Garry has an undying devotion to old television series, amongst them “The Untouchables.” Robert Stack as Elliott Ness. Dum-de-dum-dum. The FBI enforcing … (ta-da) The Volstead Act. Prohibition! Holy Moly!
What a great show. When the cops are annoyed with you, they can beat the living crap out of you and if that doesn’t get you to spill your guts, they’ll toss you off the moving train. You have a problem with that? You too are disposable. They don’t pretend you have rights. You know you are dirt under their feet and they treat you accordingly. Like dirt under their feet.
This is a show that never made the slightest apology for being racist or pretended to have any interest in fairness, truth or justice. Violent and single-minded, they pursued people who broke a stupid law: a constitutional amendment to tell people they shouldn’t drink. We needed that.
Compassionate and restraint were for sissies. Nor were they overly worried much about legalities. They said “We are G-men. You will obey!” And everyone did. This is the FBI at its purest. They are not merely above the law. They are the law.
My favorite moment in tonight’s show was when the boys, ignoring even a nod to international law, take the FBI bus into Mexico to track down the guys who kidnapped their witness. “The bus broke down three times and the trip took 10 hours,” said the stentorian voice of the narrator.
“So what?” I said to Garry. “We live in the country. That could describe my last trip to the grocery store.”

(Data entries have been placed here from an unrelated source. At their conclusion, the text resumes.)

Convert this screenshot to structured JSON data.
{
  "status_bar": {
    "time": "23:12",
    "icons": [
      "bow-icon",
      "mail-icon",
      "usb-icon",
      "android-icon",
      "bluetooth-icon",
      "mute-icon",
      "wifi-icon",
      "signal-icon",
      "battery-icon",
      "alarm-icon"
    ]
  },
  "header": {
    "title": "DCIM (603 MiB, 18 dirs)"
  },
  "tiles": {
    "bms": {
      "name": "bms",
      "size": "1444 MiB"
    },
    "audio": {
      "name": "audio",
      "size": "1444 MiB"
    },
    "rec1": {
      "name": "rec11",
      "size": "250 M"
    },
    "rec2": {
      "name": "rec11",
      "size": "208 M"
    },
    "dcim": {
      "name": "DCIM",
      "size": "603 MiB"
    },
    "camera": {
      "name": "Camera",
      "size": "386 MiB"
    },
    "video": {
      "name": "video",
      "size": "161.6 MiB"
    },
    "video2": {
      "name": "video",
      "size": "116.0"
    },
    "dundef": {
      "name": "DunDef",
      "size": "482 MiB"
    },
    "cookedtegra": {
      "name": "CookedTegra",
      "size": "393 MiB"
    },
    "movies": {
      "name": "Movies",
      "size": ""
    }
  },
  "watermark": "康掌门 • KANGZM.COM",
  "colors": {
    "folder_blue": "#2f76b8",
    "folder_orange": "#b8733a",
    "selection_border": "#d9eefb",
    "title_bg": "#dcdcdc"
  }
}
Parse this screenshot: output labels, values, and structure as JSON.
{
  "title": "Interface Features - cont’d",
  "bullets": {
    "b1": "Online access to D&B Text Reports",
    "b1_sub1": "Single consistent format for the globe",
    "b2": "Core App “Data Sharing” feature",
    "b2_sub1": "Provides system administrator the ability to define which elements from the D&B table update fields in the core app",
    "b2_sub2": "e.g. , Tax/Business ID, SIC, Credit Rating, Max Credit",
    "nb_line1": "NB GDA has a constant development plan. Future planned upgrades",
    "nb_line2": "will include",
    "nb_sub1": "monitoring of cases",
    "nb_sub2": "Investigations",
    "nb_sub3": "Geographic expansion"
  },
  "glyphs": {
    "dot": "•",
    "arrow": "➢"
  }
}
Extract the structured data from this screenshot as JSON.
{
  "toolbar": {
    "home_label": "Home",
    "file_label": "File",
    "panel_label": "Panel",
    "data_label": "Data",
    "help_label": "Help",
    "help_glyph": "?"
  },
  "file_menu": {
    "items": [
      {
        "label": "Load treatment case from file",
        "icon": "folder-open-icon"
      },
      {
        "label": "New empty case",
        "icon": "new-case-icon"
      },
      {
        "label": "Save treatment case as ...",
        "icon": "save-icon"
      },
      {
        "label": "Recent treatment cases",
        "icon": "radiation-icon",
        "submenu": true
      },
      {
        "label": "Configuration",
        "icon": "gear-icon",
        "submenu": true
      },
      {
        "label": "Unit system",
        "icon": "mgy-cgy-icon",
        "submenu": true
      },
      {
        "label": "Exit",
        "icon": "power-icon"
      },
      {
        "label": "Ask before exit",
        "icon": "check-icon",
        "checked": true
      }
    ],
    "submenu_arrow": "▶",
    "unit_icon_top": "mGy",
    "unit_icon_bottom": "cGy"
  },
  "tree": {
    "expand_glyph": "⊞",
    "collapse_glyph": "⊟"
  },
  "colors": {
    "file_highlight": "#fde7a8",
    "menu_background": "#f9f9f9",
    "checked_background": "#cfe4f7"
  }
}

Simple solutions to complicated problems. I love television. Especially 1950s television.